- _Prompt_
Pick out all lines of the entries that include the word "start" and copy them.

- _Extracted information_
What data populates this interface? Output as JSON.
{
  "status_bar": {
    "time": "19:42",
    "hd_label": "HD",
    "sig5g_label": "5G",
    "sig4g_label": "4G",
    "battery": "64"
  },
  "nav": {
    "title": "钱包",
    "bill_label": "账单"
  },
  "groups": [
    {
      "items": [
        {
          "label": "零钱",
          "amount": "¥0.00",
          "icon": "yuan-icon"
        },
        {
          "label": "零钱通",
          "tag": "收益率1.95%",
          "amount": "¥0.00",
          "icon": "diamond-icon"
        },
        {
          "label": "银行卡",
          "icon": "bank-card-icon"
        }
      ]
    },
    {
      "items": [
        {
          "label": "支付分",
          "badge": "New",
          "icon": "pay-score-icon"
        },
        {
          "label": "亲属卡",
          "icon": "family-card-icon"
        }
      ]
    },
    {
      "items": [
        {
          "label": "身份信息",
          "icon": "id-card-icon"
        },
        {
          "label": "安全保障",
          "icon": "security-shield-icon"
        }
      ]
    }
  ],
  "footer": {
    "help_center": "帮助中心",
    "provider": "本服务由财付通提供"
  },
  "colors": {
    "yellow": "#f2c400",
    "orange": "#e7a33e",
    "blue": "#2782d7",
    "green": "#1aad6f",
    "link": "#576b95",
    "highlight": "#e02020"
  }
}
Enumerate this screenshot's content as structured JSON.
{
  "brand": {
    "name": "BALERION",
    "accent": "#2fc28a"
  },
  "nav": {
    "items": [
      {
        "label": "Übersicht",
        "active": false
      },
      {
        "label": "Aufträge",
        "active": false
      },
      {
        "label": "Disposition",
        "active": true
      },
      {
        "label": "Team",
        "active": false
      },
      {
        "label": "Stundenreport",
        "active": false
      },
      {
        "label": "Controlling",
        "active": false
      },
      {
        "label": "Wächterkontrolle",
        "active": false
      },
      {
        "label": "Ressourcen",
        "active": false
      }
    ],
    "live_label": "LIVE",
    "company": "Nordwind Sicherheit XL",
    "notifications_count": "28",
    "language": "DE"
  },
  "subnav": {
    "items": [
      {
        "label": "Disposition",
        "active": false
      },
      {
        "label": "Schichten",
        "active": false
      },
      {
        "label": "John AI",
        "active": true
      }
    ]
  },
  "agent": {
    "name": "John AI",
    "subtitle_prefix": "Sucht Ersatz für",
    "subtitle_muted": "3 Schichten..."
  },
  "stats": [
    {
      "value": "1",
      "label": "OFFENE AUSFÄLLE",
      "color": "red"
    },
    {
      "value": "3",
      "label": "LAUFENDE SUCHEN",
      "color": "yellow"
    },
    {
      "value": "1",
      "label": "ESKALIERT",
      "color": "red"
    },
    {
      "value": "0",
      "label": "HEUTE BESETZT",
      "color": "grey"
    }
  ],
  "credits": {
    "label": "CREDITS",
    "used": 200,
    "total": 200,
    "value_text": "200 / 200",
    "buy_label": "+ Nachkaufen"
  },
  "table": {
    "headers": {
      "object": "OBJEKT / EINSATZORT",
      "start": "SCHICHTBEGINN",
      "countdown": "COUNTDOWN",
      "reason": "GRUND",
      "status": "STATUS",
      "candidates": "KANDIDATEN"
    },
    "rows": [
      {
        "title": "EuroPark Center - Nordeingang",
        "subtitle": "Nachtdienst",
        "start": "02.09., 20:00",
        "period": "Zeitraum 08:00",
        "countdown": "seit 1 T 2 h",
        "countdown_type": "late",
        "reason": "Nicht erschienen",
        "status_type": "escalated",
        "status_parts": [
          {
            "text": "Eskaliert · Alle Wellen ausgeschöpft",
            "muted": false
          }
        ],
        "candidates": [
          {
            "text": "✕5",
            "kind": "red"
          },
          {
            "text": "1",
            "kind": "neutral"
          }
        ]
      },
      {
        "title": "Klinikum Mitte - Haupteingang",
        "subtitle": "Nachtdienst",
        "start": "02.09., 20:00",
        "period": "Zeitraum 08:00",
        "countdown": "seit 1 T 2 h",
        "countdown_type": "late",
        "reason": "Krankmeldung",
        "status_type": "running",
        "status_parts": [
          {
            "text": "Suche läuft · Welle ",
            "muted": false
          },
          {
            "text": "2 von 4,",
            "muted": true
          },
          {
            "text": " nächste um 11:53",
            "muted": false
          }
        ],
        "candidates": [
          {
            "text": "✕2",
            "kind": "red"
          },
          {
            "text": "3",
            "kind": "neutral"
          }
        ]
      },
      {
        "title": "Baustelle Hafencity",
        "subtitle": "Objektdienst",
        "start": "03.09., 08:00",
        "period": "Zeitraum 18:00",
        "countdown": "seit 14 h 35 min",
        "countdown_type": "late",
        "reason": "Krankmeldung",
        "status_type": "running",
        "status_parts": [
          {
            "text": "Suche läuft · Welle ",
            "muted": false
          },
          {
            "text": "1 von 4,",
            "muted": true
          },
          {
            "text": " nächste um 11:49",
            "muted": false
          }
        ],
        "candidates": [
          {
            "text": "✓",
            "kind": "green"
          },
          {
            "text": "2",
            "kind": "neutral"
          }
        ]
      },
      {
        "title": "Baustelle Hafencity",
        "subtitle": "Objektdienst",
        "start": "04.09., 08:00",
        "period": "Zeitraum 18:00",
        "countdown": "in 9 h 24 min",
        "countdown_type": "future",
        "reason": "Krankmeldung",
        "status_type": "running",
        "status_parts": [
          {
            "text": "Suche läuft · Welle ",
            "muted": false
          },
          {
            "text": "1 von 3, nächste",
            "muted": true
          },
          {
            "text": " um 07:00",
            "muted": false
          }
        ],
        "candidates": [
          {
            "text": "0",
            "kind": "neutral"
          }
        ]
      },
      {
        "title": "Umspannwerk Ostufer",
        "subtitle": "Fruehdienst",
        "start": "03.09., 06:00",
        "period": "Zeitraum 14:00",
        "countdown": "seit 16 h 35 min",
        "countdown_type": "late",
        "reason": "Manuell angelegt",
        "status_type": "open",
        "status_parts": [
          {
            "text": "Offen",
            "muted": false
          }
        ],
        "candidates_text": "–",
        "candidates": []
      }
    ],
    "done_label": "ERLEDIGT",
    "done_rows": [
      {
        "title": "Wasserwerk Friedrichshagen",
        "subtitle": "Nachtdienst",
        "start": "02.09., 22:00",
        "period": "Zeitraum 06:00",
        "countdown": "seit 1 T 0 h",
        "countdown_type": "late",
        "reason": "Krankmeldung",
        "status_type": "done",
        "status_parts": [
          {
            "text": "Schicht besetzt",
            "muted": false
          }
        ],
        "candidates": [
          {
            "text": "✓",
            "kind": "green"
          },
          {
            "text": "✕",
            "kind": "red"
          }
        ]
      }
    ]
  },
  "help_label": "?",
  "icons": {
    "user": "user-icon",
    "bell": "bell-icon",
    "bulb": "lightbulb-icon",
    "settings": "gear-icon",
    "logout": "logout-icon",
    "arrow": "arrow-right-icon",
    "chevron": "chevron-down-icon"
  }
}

- _Solution_
      "start": "SCHICHTBEGINN",
        "start": "02.09., 20:00",
        "start": "02.09., 20:00",
        "start": "03.09., 08:00",
        "start": "04.09., 08:00",
        "start": "03.09., 06:00",
        "start": "02.09., 22:00",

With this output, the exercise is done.